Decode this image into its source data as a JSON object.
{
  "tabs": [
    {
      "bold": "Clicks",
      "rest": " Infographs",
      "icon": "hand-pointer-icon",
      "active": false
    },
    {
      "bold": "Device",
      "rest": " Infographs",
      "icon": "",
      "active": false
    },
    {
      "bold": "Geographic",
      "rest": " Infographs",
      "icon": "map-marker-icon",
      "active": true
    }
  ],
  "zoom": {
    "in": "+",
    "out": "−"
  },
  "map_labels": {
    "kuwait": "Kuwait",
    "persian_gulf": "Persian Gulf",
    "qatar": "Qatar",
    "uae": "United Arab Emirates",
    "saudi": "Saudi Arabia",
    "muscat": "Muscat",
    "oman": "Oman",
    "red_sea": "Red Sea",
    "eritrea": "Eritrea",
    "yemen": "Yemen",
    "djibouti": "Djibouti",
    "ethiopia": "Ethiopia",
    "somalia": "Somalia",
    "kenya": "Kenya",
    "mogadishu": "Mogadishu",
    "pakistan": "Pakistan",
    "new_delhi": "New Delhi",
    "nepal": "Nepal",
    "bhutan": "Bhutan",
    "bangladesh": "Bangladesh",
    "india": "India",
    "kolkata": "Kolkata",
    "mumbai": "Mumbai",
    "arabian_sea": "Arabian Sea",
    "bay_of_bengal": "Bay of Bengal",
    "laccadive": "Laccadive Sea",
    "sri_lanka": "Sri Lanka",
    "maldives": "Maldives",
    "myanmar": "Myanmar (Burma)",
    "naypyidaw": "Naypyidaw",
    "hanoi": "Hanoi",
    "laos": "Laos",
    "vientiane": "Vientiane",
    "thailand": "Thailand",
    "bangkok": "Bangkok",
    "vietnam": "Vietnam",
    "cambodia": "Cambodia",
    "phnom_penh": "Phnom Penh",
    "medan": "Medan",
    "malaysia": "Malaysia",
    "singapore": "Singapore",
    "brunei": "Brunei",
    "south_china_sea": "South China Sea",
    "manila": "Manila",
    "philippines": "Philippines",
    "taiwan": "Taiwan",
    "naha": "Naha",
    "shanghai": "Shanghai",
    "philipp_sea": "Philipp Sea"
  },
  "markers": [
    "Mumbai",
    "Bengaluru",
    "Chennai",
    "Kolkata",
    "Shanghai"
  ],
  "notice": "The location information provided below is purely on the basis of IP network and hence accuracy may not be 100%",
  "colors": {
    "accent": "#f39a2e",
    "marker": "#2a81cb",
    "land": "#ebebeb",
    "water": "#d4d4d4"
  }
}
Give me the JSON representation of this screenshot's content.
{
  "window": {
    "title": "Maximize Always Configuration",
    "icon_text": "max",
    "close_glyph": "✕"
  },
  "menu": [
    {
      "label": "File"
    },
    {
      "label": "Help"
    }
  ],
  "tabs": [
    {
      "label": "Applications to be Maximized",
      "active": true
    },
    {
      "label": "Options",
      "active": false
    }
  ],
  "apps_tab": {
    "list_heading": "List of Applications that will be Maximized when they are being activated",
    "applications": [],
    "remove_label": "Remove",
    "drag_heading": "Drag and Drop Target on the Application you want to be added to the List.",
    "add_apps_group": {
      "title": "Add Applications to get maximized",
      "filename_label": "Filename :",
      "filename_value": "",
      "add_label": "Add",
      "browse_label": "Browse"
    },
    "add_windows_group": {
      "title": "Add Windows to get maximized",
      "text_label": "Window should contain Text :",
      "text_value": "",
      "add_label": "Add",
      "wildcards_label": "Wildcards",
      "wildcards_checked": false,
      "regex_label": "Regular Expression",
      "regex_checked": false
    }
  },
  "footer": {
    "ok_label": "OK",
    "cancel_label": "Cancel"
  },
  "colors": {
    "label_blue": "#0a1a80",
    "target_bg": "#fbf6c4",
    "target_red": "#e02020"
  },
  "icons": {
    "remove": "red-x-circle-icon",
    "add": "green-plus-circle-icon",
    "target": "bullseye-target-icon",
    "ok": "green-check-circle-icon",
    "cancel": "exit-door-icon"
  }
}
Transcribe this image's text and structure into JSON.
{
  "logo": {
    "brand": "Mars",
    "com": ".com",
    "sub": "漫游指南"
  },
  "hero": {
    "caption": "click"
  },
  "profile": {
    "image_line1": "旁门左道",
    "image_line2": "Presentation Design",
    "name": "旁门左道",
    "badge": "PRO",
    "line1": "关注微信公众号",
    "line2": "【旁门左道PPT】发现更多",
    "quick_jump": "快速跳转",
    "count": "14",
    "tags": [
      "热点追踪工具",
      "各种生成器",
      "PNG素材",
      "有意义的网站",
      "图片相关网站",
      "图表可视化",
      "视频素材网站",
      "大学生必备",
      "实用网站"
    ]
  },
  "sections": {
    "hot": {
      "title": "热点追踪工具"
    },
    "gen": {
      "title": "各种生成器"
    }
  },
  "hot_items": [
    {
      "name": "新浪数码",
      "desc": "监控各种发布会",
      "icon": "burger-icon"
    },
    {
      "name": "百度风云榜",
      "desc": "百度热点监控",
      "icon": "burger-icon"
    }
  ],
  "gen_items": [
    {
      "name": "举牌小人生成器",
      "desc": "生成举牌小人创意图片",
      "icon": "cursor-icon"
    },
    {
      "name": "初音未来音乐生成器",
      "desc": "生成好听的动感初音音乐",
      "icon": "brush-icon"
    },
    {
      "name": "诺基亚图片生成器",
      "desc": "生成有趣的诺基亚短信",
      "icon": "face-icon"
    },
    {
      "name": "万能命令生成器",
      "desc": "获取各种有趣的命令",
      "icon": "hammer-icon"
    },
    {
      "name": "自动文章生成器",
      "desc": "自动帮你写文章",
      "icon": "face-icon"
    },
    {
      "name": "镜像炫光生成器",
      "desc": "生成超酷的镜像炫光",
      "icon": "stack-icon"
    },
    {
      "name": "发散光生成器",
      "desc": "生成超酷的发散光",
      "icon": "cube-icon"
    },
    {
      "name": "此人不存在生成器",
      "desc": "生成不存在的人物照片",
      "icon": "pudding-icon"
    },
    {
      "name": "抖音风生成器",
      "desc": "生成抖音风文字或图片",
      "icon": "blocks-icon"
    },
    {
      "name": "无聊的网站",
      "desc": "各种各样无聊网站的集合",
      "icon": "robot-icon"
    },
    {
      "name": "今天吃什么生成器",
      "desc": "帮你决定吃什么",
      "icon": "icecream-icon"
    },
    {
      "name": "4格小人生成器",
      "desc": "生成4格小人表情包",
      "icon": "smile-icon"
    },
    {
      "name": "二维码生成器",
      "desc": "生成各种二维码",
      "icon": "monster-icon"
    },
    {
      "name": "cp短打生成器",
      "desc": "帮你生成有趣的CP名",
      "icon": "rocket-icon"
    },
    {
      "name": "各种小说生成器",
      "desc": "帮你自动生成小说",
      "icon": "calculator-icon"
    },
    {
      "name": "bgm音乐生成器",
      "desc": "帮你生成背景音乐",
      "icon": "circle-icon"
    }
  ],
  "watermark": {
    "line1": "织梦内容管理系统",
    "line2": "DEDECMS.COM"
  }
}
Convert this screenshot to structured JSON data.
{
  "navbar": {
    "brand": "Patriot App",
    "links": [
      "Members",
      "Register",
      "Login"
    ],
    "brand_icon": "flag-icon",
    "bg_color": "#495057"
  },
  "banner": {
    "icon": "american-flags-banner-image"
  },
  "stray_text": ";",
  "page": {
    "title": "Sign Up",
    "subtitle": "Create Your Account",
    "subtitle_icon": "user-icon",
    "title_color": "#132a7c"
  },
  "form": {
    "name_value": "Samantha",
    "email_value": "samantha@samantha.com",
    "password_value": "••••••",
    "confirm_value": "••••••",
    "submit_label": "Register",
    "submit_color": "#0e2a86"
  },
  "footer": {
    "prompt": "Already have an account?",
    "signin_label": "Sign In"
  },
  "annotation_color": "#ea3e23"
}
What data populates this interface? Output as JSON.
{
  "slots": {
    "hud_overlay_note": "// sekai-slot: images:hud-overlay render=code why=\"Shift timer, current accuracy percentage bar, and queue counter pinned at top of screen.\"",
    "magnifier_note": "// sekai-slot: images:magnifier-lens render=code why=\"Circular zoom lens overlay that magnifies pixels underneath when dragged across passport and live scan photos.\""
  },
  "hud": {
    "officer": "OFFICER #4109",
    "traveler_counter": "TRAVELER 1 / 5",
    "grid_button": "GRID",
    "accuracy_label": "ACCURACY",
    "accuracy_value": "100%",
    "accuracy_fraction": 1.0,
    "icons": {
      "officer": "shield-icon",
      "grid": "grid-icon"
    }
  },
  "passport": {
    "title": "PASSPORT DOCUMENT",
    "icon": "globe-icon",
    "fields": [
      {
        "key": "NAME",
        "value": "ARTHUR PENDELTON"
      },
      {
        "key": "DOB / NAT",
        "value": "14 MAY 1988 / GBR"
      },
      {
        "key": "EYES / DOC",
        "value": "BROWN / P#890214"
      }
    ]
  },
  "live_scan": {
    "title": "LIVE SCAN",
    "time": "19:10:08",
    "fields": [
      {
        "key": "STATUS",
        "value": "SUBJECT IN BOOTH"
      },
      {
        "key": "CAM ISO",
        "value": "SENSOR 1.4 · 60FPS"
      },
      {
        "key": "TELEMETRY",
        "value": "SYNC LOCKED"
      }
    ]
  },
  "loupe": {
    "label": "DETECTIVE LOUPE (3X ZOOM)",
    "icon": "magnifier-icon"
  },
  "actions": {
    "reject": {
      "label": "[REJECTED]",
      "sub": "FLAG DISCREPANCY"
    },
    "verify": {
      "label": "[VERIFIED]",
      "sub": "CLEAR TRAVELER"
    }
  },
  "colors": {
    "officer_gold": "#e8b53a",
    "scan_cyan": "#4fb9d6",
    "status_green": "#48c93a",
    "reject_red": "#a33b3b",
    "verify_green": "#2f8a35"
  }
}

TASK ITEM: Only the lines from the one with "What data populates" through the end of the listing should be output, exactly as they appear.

THE COMPLETED TASK:
What data populates this interface? Output as JSON.
{
  "slots": {
    "hud_overlay_note": "// sekai-slot: images:hud-overlay render=code why=\"Shift timer, current accuracy percentage bar, and queue counter pinned at top of screen.\"",
    "magnifier_note": "// sekai-slot: images:magnifier-lens render=code why=\"Circular zoom lens overlay that magnifies pixels underneath when dragged across passport and live scan photos.\""
  },
  "hud": {
    "officer": "OFFICER #4109",
    "traveler_counter": "TRAVELER 1 / 5",
    "grid_button": "GRID",
    "accuracy_label": "ACCURACY",
    "accuracy_value": "100%",
    "accuracy_fraction": 1.0,
    "icons": {
      "officer": "shield-icon",
      "grid": "grid-icon"
    }
  },
  "passport": {
    "title": "PASSPORT DOCUMENT",
    "icon": "globe-icon",
    "fields": [
      {
        "key": "NAME",
        "value": "ARTHUR PENDELTON"
      },
      {
        "key": "DOB / NAT",
        "value": "14 MAY 1988 / GBR"
      },
      {
        "key": "EYES / DOC",
        "value": "BROWN / P#890214"
      }
    ]
  },
  "live_scan": {
    "title": "LIVE SCAN",
    "time": "19:10:08",
    "fields": [
      {
        "key": "STATUS",
        "value": "SUBJECT IN BOOTH"
      },
      {
        "key": "CAM ISO",
        "value": "SENSOR 1.4 · 60FPS"
      },
      {
        "key": "TELEMETRY",
        "value": "SYNC LOCKED"
      }
    ]
  },
  "loupe": {
    "label": "DETECTIVE LOUPE (3X ZOOM)",
    "icon": "magnifier-icon"
  },
  "actions": {
    "reject": {
      "label": "[REJECTED]",
      "sub": "FLAG DISCREPANCY"
    },
    "verify": {
      "label": "[VERIFIED]",
      "sub": "CLEAR TRAVELER"
    }
  },
  "colors": {
    "officer_gold": "#e8b53a",
    "scan_cyan": "#4fb9d6",
    "status_green": "#48c93a",
    "reject_red": "#a33b3b",
    "verify_green": "#2f8a35"
  }
}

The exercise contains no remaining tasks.